Interface dataset entries:
****

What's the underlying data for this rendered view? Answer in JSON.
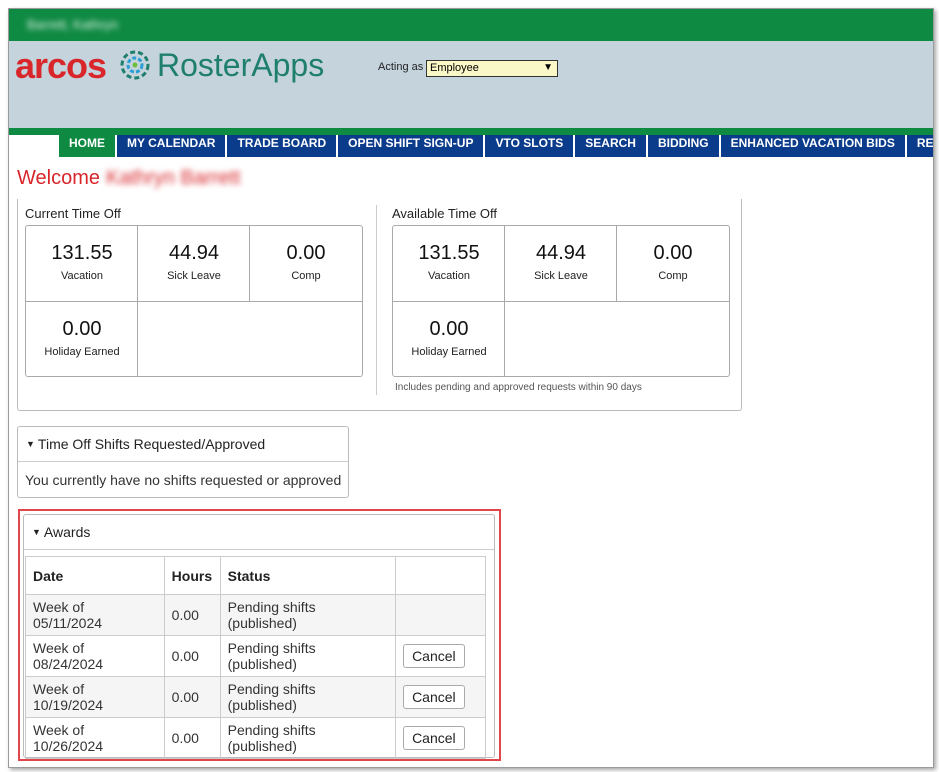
{
  "topbar": {
    "user_name": "Barrett, Kathryn"
  },
  "brand": {
    "arcos": "arcos",
    "rosterapps": "RosterApps"
  },
  "acting": {
    "label": "Acting as",
    "value": "Employee"
  },
  "nav": {
    "tabs": [
      {
        "label": "HOME",
        "active": true
      },
      {
        "label": "MY CALENDAR"
      },
      {
        "label": "TRADE BOARD"
      },
      {
        "label": "OPEN SHIFT SIGN-UP"
      },
      {
        "label": "VTO SLOTS"
      },
      {
        "label": "SEARCH"
      },
      {
        "label": "BIDDING"
      },
      {
        "label": "ENHANCED VACATION BIDS"
      },
      {
        "label": "REPORTS"
      }
    ]
  },
  "welcome": {
    "prefix": "Welcome",
    "name": "Kathryn Barrett"
  },
  "current_time_off": {
    "title": "Current Time Off",
    "items": [
      {
        "value": "131.55",
        "label": "Vacation"
      },
      {
        "value": "44.94",
        "label": "Sick Leave"
      },
      {
        "value": "0.00",
        "label": "Comp"
      },
      {
        "value": "0.00",
        "label": "Holiday Earned"
      }
    ]
  },
  "available_time_off": {
    "title": "Available Time Off",
    "items": [
      {
        "value": "131.55",
        "label": "Vacation"
      },
      {
        "value": "44.94",
        "label": "Sick Leave"
      },
      {
        "value": "0.00",
        "label": "Comp"
      },
      {
        "value": "0.00",
        "label": "Holiday Earned"
      }
    ],
    "note": "Includes pending and approved requests within 90 days"
  },
  "shifts_panel": {
    "title": "Time Off Shifts Requested/Approved",
    "message": "You currently have no shifts requested or approved"
  },
  "awards": {
    "title": "Awards",
    "columns": [
      "Date",
      "Hours",
      "Status",
      ""
    ],
    "rows": [
      {
        "date": "Week of 05/11/2024",
        "hours": "0.00",
        "status": "Pending shifts (published)",
        "action": ""
      },
      {
        "date": "Week of 08/24/2024",
        "hours": "0.00",
        "status": "Pending shifts (published)",
        "action": "Cancel"
      },
      {
        "date": "Week of 10/19/2024",
        "hours": "0.00",
        "status": "Pending shifts (published)",
        "action": "Cancel"
      },
      {
        "date": "Week of 10/26/2024",
        "hours": "0.00",
        "status": "Pending shifts (published)",
        "action": "Cancel"
      }
    ]
  },
  "colors": {
    "green": "#0f8a43",
    "navy": "#0b3c8c",
    "red": "#d8262b",
    "header_bg": "#c5d3dd",
    "highlight": "#e0474c"
  }
}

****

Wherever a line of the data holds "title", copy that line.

_SOLVED PROBLEM_
    "title": "Current Time Off",
    "title": "Available Time Off",
    "title": "Time Off Shifts Requested/Approved",
    "title": "Awards",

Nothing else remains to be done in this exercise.